The Treasury select committee has launched an inquiry into the failed Co-operative Bank bid for Lloyds Banking Group branches.
The Co-op pulled out of a deal to buy 632 Lloyds branches in April almost 18 months after winning the bid, citing the poor economic climate and regulatory pressures.
The sale was ordered by the European Commission under EU competition rules and was named by Lloyds as Project Verde.
Lloyds has until November 2013 to sell the branches and will now launch an initial public offering and rebrand them as TSB Bank this summer.

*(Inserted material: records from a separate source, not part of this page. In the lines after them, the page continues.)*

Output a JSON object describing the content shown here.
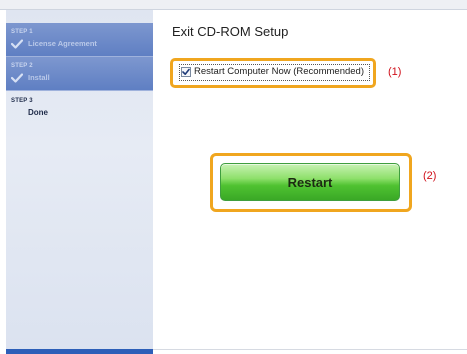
{
  "sidebar": {
    "steps": [
      {
        "number": "STEP 1",
        "label": "License Agreement",
        "state": "done"
      },
      {
        "number": "STEP 2",
        "label": "Install",
        "state": "done"
      },
      {
        "number": "STEP 3",
        "label": "Done",
        "state": "current"
      }
    ]
  },
  "main": {
    "title": "Exit CD-ROM Setup",
    "restart_checkbox": {
      "label": "Restart Computer Now (Recommended)",
      "checked": true
    },
    "restart_button_label": "Restart"
  },
  "callouts": [
    "(1)",
    "(2)"
  ],
  "colors": {
    "callout_red": "#d0101a",
    "highlight_orange": "#f0a61f",
    "button_green": "#4fc231",
    "sidebar_blue": "#5f7fc3"
  }
}
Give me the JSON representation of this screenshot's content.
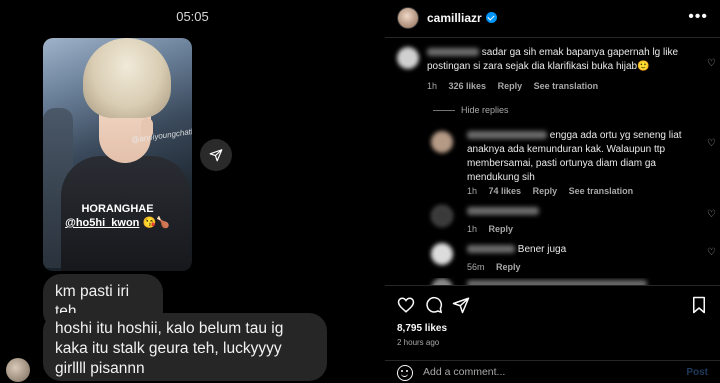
{
  "chat": {
    "time": "05:05",
    "story": {
      "watermark": "@anniyoungchatlo",
      "caption_line1": "HORANGHAE",
      "caption_handle": "@ho5hi_kwon",
      "caption_emoji": "😘🍗"
    },
    "messages": [
      {
        "text": "km pasti iri teh"
      },
      {
        "text": "hoshi itu hoshii, kalo belum tau ig kaka itu stalk geura teh, luckyyyy girllll pisannn"
      }
    ]
  },
  "post": {
    "username": "camilliazr",
    "more_icon": "more-horizontal-icon",
    "comments": [
      {
        "text": "sadar ga sih emak bapanya gapernah lg like postingan si zara sejak dia klarifikasi buka hijab🙂",
        "time": "1h",
        "likes": "326 likes",
        "reply": "Reply",
        "translation": "See translation"
      },
      {
        "hide_replies": "Hide replies"
      },
      {
        "text": "engga ada ortu yg seneng liat anaknya ada kemunduran kak. Walaupun ttp membersamai, pasti ortunya diam diam ga mendukung sih",
        "time": "1h",
        "likes": "74 likes",
        "reply": "Reply",
        "translation": "See translation"
      },
      {
        "text": "",
        "time": "1h",
        "reply": "Reply"
      },
      {
        "text": "Bener juga",
        "time": "56m",
        "reply": "Reply"
      }
    ],
    "likes_count": "8,795 likes",
    "posted_ago": "2 hours ago",
    "add_comment_placeholder": "Add a comment...",
    "post_label": "Post",
    "accent_color": "#0095f6"
  }
}
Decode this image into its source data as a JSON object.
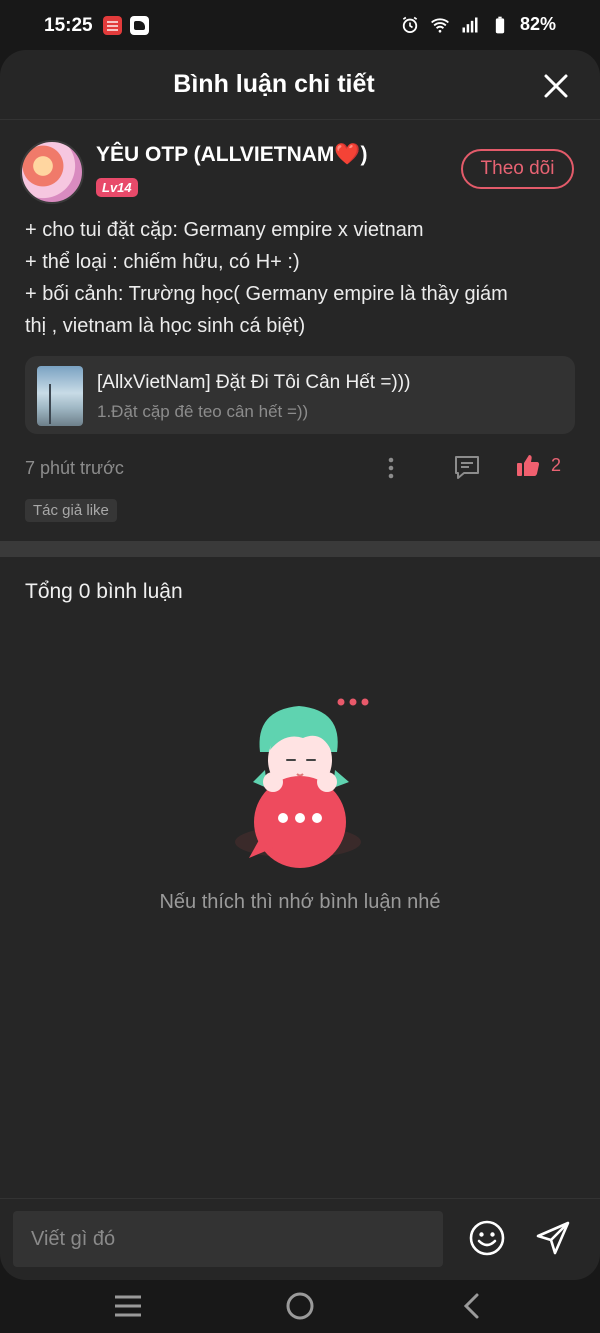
{
  "status_bar": {
    "time": "15:25",
    "battery": "82%",
    "icons": [
      "alarm-icon",
      "wifi-icon",
      "signal-icon",
      "battery-icon"
    ]
  },
  "sheet": {
    "title": "Bình luận chi tiết",
    "close_icon": "close-icon"
  },
  "post": {
    "username": "YÊU OTP (ALLVIETNAM❤️)",
    "level": "Lv14",
    "follow_label": "Theo dõi",
    "lines": [
      "+ cho tui đặt cặp: Germany empire x vietnam",
      "+ thể loại : chiếm hữu, có H+ :)",
      "+ bối cảnh: Trường học( Germany empire là thầy giám",
      "thị , vietnam là học sinh cá biệt)"
    ],
    "linked_card": {
      "title": "[AllxVietNam] Đặt Đi Tôi Cân Hết =)))",
      "subtitle": "1.Đặt cặp đê teo cân hết =))"
    },
    "time": "7 phút trước",
    "like_count": "2",
    "author_like_badge": "Tác giả like"
  },
  "comments": {
    "total_label": "Tổng 0 bình luận",
    "empty_message": "Nếu thích thì nhớ bình luận nhé"
  },
  "input": {
    "placeholder": "Viết gì đó"
  },
  "colors": {
    "accent": "#e86373",
    "background": "#262626",
    "surface": "#323232"
  }
}
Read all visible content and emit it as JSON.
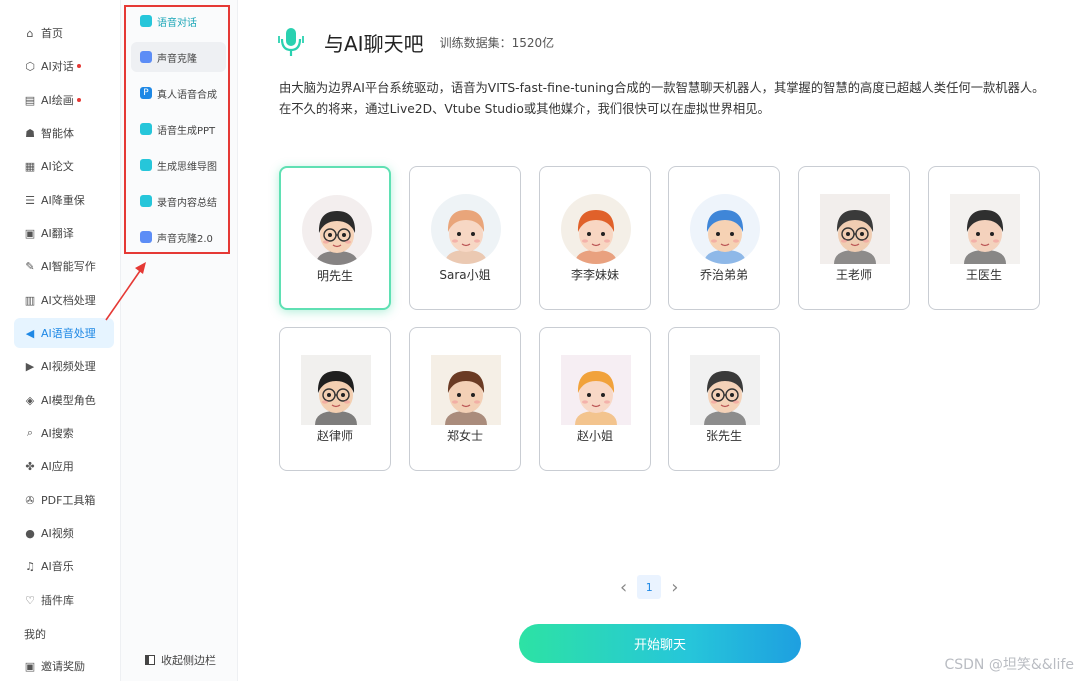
{
  "sidebar": {
    "items": [
      {
        "label": "首页",
        "icon": "home-icon",
        "glyph": "⌂",
        "dot": false
      },
      {
        "label": "AI对话",
        "icon": "cube-icon",
        "glyph": "⬡",
        "dot": true
      },
      {
        "label": "AI绘画",
        "icon": "image-icon",
        "glyph": "▤",
        "dot": true
      },
      {
        "label": "智能体",
        "icon": "robot-icon",
        "glyph": "☗",
        "dot": false
      },
      {
        "label": "AI论文",
        "icon": "document-icon",
        "glyph": "▦",
        "dot": false
      },
      {
        "label": "AI降重保",
        "icon": "list-icon",
        "glyph": "☰",
        "dot": false
      },
      {
        "label": "AI翻译",
        "icon": "translate-icon",
        "glyph": "▣",
        "dot": false
      },
      {
        "label": "AI智能写作",
        "icon": "pen-icon",
        "glyph": "✎",
        "dot": false
      },
      {
        "label": "AI文档处理",
        "icon": "doc-process-icon",
        "glyph": "▥",
        "dot": false
      },
      {
        "label": "AI语音处理",
        "icon": "speaker-icon",
        "glyph": "◀",
        "dot": false,
        "active": true
      },
      {
        "label": "AI视频处理",
        "icon": "video-icon",
        "glyph": "▶",
        "dot": false
      },
      {
        "label": "AI模型角色",
        "icon": "model-icon",
        "glyph": "◈",
        "dot": false
      },
      {
        "label": "AI搜索",
        "icon": "search-icon",
        "glyph": "⌕",
        "dot": false
      },
      {
        "label": "AI应用",
        "icon": "apps-icon",
        "glyph": "✤",
        "dot": false
      },
      {
        "label": "PDF工具箱",
        "icon": "wrench-icon",
        "glyph": "✇",
        "dot": false
      },
      {
        "label": "AI视频",
        "icon": "play-circle-icon",
        "glyph": "●",
        "dot": false
      },
      {
        "label": "AI音乐",
        "icon": "music-icon",
        "glyph": "♫",
        "dot": false
      },
      {
        "label": "插件库",
        "icon": "bulb-icon",
        "glyph": "♡",
        "dot": false
      }
    ],
    "section_label": "我的",
    "invite_label": "邀请奖励"
  },
  "subnav": {
    "items": [
      {
        "label": "语音对话",
        "icon": "voice-chat-icon",
        "color": "#26c6da",
        "active": true
      },
      {
        "label": "声音克隆",
        "icon": "voice-clone-icon",
        "color": "#5c8df6",
        "hover": true
      },
      {
        "label": "真人语音合成",
        "icon": "p-badge-icon",
        "color": "#1e88e5",
        "glyph": "P"
      },
      {
        "label": "语音生成PPT",
        "icon": "ppt-icon",
        "color": "#26c6da"
      },
      {
        "label": "生成思维导图",
        "icon": "mindmap-icon",
        "color": "#26c6da"
      },
      {
        "label": "录音内容总结",
        "icon": "record-icon",
        "color": "#26c6da"
      },
      {
        "label": "声音克隆2.0",
        "icon": "voice-clone2-icon",
        "color": "#5c8df6"
      }
    ],
    "collapse_label": "收起侧边栏"
  },
  "main": {
    "title": "与AI聊天吧",
    "train_label": "训练数据集：1520亿",
    "description": "由大脑为边界AI平台系统驱动，语音为VITS-fast-fine-tuning合成的一款智慧聊天机器人，其掌握的智慧的高度已超越人类任何一款机器人。在不久的将来，通过Live2D、Vtube Studio或其他媒介，我们很快可以在虚拟世界相见。",
    "characters": [
      {
        "name": "明先生",
        "selected": true,
        "skin": "#f6d3b8",
        "hair": "#2b2b2b",
        "bg": "#f3eeee",
        "glasses": true
      },
      {
        "name": "Sara小姐",
        "skin": "#f7d7c4",
        "hair": "#e9a57a",
        "bg": "#eef3f6"
      },
      {
        "name": "李李妹妹",
        "skin": "#f8d6c2",
        "hair": "#e0612a",
        "bg": "#f4efe7"
      },
      {
        "name": "乔治弟弟",
        "skin": "#f6d2b4",
        "hair": "#3f86d8",
        "bg": "#eef4fb"
      },
      {
        "name": "王老师",
        "skin": "#f0cdb2",
        "hair": "#3a3a3a",
        "bg": "#f2eeec",
        "glasses": true,
        "square": true
      },
      {
        "name": "王医生",
        "skin": "#f4d2bd",
        "hair": "#2f2f2f",
        "bg": "#f3f1ef",
        "square": true
      },
      {
        "name": "赵律师",
        "skin": "#f3cfb1",
        "hair": "#1f1f1f",
        "bg": "#f1f0ee",
        "glasses": true,
        "square": true
      },
      {
        "name": "郑女士",
        "skin": "#f3d0b6",
        "hair": "#6b3b24",
        "bg": "#f5efe6",
        "square": true
      },
      {
        "name": "赵小姐",
        "skin": "#f8d8c6",
        "hair": "#f1a23b",
        "bg": "#f6eef3",
        "square": true
      },
      {
        "name": "张先生",
        "skin": "#f4d2b8",
        "hair": "#3a3a3a",
        "bg": "#f1f1f1",
        "glasses": true,
        "square": true
      }
    ],
    "pager": {
      "page": "1",
      "prev": "‹",
      "next": "›"
    },
    "start_label": "开始聊天"
  },
  "watermark": "CSDN @坦笑&&life",
  "colors": {
    "accent": "#26c6da",
    "active_bg": "#e6f4ff",
    "annotation": "#e53935"
  }
}
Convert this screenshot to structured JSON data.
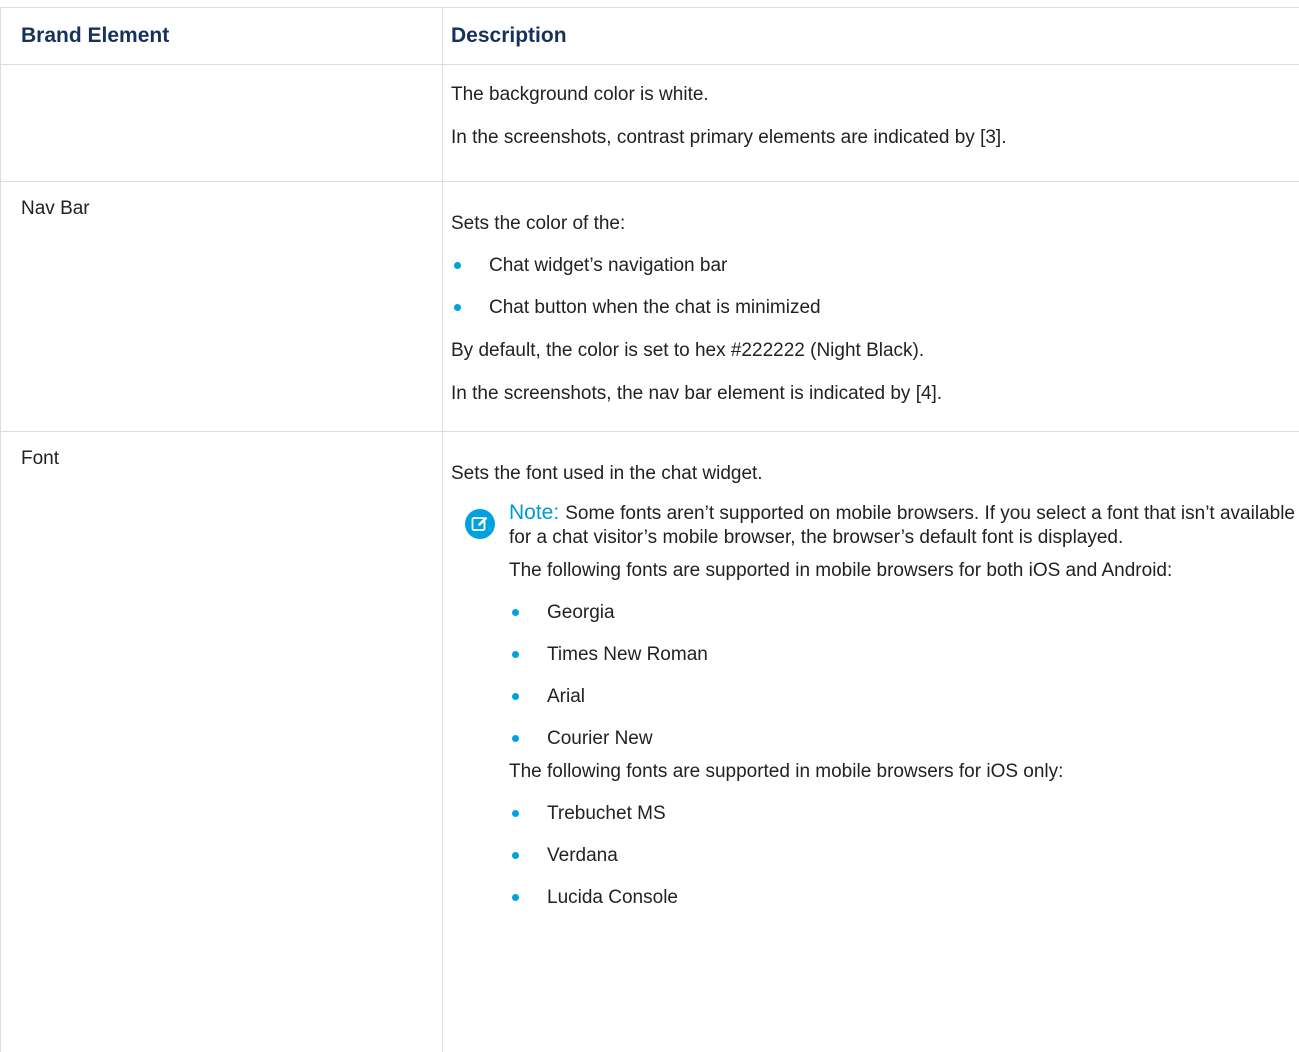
{
  "table": {
    "headers": [
      "Brand Element",
      "Description"
    ],
    "rows": [
      {
        "element": "",
        "paragraphs": [
          "The background color is white.",
          "In the screenshots, contrast primary elements are indicated by [3]."
        ]
      },
      {
        "element": "Nav Bar",
        "intro": "Sets the color of the:",
        "bullets": [
          "Chat widget’s navigation bar",
          "Chat button when the chat is minimized"
        ],
        "paragraphs": [
          "By default, the color is set to hex #222222 (Night Black).",
          "In the screenshots, the nav bar element is indicated by [4]."
        ]
      },
      {
        "element": "Font",
        "intro": "Sets the font used in the chat widget.",
        "note": {
          "label": "Note:",
          "text": "Some fonts aren’t supported on mobile browsers. If you select a font that isn’t available for a chat visitor’s mobile browser, the browser’s default font is displayed.",
          "both_intro": "The following fonts are supported in mobile browsers for both iOS and Android:",
          "both_fonts": [
            "Georgia",
            "Times New Roman",
            "Arial",
            "Courier New"
          ],
          "ios_intro": "The following fonts are supported in mobile browsers for iOS only:",
          "ios_fonts": [
            "Trebuchet MS",
            "Verdana",
            "Lucida Console"
          ]
        }
      }
    ]
  },
  "colors": {
    "header_text": "#16325c",
    "bullet": "#00a1e0",
    "note_label": "#0099d8",
    "border": "#d8dde6"
  },
  "icons": {
    "note": "edit-note-icon"
  }
}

Former NBNK chair Lord Peter Levene, who was a rival bidder for the branches, called for a TSC inquiry into the bid collapse, branding the decision to award them to Co-op “incomprehensible”. He was backed by TSC member Brooks Newmark who also pushed for an inquiry.
MPs will take their first evidence session on 18 June from LBG chairman Sir Winfried Bischoff and chief executive Antonio Horta-Osorio.
Treasury select committee chairman Andrew Tyrie says: “This divestment should be an important opportunity to boost competition in the UK retail banking market. It could have significant benefits for consumers.
“We will want to know how the Co-operative Bank’s bid was allowed to progress to such an advanced stage, why it collapsed and what will now happen to these branches and their customers.”
Following the collapse the Co-op saw its credit rating cut to junk status by Moody’s due to a capital shortfall and chief executive Barry Tootell step down.
The Co-op group has launched a strategic review of the firm and hired ex-HSBC US chief executive Niall Booker as Tootell’s replacement.